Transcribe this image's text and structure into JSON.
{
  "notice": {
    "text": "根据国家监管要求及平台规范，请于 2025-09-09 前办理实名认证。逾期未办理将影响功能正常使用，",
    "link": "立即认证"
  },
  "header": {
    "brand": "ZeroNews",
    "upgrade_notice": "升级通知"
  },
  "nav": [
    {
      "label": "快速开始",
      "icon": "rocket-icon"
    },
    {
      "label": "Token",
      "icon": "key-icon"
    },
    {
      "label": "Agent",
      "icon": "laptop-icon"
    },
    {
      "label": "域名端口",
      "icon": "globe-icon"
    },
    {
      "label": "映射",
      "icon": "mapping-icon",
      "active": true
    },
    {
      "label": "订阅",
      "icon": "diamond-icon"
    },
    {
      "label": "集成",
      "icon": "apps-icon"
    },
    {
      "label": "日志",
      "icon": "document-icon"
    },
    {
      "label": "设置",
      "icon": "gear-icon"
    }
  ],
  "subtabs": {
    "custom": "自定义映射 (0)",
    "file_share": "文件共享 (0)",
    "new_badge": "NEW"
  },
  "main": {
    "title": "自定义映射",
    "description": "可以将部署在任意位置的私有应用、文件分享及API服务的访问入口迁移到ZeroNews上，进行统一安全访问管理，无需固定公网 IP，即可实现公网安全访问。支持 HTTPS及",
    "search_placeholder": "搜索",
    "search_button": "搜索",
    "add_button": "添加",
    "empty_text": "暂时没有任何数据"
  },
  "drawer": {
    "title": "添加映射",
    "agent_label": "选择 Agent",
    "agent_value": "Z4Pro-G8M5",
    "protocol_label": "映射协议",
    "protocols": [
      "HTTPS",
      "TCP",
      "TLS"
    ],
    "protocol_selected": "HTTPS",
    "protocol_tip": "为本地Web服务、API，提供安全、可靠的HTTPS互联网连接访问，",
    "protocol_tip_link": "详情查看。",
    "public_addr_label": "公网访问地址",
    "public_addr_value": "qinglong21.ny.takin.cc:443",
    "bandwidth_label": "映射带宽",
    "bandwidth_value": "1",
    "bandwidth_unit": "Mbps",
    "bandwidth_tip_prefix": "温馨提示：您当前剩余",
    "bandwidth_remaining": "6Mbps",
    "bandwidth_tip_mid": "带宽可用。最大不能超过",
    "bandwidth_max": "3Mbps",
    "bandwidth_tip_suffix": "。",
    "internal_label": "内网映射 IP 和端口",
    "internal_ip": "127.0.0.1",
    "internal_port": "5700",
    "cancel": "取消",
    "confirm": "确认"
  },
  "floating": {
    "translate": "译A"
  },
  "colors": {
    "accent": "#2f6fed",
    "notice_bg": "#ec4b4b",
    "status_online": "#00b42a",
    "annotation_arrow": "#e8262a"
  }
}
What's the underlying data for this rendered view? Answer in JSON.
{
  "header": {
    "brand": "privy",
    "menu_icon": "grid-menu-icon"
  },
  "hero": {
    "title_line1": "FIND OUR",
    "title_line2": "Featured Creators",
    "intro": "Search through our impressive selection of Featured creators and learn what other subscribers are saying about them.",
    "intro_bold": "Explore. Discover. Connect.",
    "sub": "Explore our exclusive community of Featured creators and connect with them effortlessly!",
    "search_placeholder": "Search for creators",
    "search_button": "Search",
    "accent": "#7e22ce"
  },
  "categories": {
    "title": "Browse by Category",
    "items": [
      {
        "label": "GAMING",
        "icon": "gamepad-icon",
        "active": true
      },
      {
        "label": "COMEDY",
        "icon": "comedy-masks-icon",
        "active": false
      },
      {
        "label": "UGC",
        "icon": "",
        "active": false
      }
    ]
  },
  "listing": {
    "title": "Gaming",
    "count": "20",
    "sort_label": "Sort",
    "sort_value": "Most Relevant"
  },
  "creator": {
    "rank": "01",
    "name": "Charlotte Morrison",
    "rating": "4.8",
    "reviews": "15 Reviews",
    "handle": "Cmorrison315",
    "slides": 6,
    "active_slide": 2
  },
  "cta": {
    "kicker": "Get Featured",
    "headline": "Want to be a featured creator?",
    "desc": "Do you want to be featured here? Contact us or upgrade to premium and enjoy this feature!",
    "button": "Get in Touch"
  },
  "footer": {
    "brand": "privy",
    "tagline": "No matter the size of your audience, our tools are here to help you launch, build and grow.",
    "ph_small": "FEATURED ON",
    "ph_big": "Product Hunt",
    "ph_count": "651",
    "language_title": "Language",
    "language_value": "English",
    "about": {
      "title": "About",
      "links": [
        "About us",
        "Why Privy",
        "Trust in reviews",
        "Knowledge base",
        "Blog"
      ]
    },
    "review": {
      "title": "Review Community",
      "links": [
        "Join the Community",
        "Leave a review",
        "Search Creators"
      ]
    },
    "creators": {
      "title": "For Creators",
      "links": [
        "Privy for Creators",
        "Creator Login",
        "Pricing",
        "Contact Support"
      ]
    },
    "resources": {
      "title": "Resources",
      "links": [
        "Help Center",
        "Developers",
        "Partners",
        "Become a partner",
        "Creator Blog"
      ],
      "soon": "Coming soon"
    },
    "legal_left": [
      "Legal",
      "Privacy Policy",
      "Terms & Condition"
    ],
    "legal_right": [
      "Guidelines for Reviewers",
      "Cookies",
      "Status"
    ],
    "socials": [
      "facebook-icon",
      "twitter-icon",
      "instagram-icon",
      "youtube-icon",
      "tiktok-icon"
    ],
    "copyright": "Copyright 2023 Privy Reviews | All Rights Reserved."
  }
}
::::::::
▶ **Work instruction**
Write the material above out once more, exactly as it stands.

▶ **Answer section**
Transcribe this image's text and structure into JSON.
{
  "notice": {
    "text": "根据国家监管要求及平台规范，请于 2025-09-09 前办理实名认证。逾期未办理将影响功能正常使用，",
    "link": "立即认证"
  },
  "header": {
    "brand": "ZeroNews",
    "upgrade_notice": "升级通知"
  },
  "nav": [
    {
      "label": "快速开始",
      "icon": "rocket-icon"
    },
    {
      "label": "Token",
      "icon": "key-icon"
    },
    {
      "label": "Agent",
      "icon": "laptop-icon"
    },
    {
      "label": "域名端口",
      "icon": "globe-icon"
    },
    {
      "label": "映射",
      "icon": "mapping-icon",
      "active": true
    },
    {
      "label": "订阅",
      "icon": "diamond-icon"
    },
    {
      "label": "集成",
      "icon": "apps-icon"
    },
    {
      "label": "日志",
      "icon": "document-icon"
    },
    {
      "label": "设置",
      "icon": "gear-icon"
    }
  ],
  "subtabs": {
    "custom": "自定义映射 (0)",
    "file_share": "文件共享 (0)",
    "new_badge": "NEW"
  },
  "main": {
    "title": "自定义映射",
    "description": "可以将部署在任意位置的私有应用、文件分享及API服务的访问入口迁移到ZeroNews上，进行统一安全访问管理，无需固定公网 IP，即可实现公网安全访问。支持 HTTPS及",
    "search_placeholder": "搜索",
    "search_button": "搜索",
    "add_button": "添加",
    "empty_text": "暂时没有任何数据"
  },
  "drawer": {
    "title": "添加映射",
    "agent_label": "选择 Agent",
    "agent_value": "Z4Pro-G8M5",
    "protocol_label": "映射协议",
    "protocols": [
      "HTTPS",
      "TCP",
      "TLS"
    ],
    "protocol_selected": "HTTPS",
    "protocol_tip": "为本地Web服务、API，提供安全、可靠的HTTPS互联网连接访问，",
    "protocol_tip_link": "详情查看。",
    "public_addr_label": "公网访问地址",
    "public_addr_value": "qinglong21.ny.takin.cc:443",
    "bandwidth_label": "映射带宽",
    "bandwidth_value": "1",
    "bandwidth_unit": "Mbps",
    "bandwidth_tip_prefix": "温馨提示：您当前剩余",
    "bandwidth_remaining": "6Mbps",
    "bandwidth_tip_mid": "带宽可用。最大不能超过",
    "bandwidth_max": "3Mbps",
    "bandwidth_tip_suffix": "。",
    "internal_label": "内网映射 IP 和端口",
    "internal_ip": "127.0.0.1",
    "internal_port": "5700",
    "cancel": "取消",
    "confirm": "确认"
  },
  "floating": {
    "translate": "译A"
  },
  "colors": {
    "accent": "#2f6fed",
    "notice_bg": "#ec4b4b",
    "status_online": "#00b42a",
    "annotation_arrow": "#e8262a"
  }
}
What's the underlying data for this rendered view? Answer in JSON.
{
  "header": {
    "brand": "privy",
    "menu_icon": "grid-menu-icon"
  },
  "hero": {
    "title_line1": "FIND OUR",
    "title_line2": "Featured Creators",
    "intro": "Search through our impressive selection of Featured creators and learn what other subscribers are saying about them.",
    "intro_bold": "Explore. Discover. Connect.",
    "sub": "Explore our exclusive community of Featured creators and connect with them effortlessly!",
    "search_placeholder": "Search for creators",
    "search_button": "Search",
    "accent": "#7e22ce"
  },
  "categories": {
    "title": "Browse by Category",
    "items": [
      {
        "label": "GAMING",
        "icon": "gamepad-icon",
        "active": true
      },
      {
        "label": "COMEDY",
        "icon": "comedy-masks-icon",
        "active": false
      },
      {
        "label": "UGC",
        "icon": "",
        "active": false
      }
    ]
  },
  "listing": {
    "title": "Gaming",
    "count": "20",
    "sort_label": "Sort",
    "sort_value": "Most Relevant"
  },
  "creator": {
    "rank": "01",
    "name": "Charlotte Morrison",
    "rating": "4.8",
    "reviews": "15 Reviews",
    "handle": "Cmorrison315",
    "slides": 6,
    "active_slide": 2
  },
  "cta": {
    "kicker": "Get Featured",
    "headline": "Want to be a featured creator?",
    "desc": "Do you want to be featured here? Contact us or upgrade to premium and enjoy this feature!",
    "button": "Get in Touch"
  },
  "footer": {
    "brand": "privy",
    "tagline": "No matter the size of your audience, our tools are here to help you launch, build and grow.",
    "ph_small": "FEATURED ON",
    "ph_big": "Product Hunt",
    "ph_count": "651",
    "language_title": "Language",
    "language_value": "English",
    "about": {
      "title": "About",
      "links": [
        "About us",
        "Why Privy",
        "Trust in reviews",
        "Knowledge base",
        "Blog"
      ]
    },
    "review": {
      "title": "Review Community",
      "links": [
        "Join the Community",
        "Leave a review",
        "Search Creators"
      ]
    },
    "creators": {
      "title": "For Creators",
      "links": [
        "Privy for Creators",
        "Creator Login",
        "Pricing",
        "Contact Support"
      ]
    },
    "resources": {
      "title": "Resources",
      "links": [
        "Help Center",
        "Developers",
        "Partners",
        "Become a partner",
        "Creator Blog"
      ],
      "soon": "Coming soon"
    },
    "legal_left": [
      "Legal",
      "Privacy Policy",
      "Terms & Condition"
    ],
    "legal_right": [
      "Guidelines for Reviewers",
      "Cookies",
      "Status"
    ],
    "socials": [
      "facebook-icon",
      "twitter-icon",
      "instagram-icon",
      "youtube-icon",
      "tiktok-icon"
    ],
    "copyright": "Copyright 2023 Privy Reviews | All Rights Reserved."
  }
}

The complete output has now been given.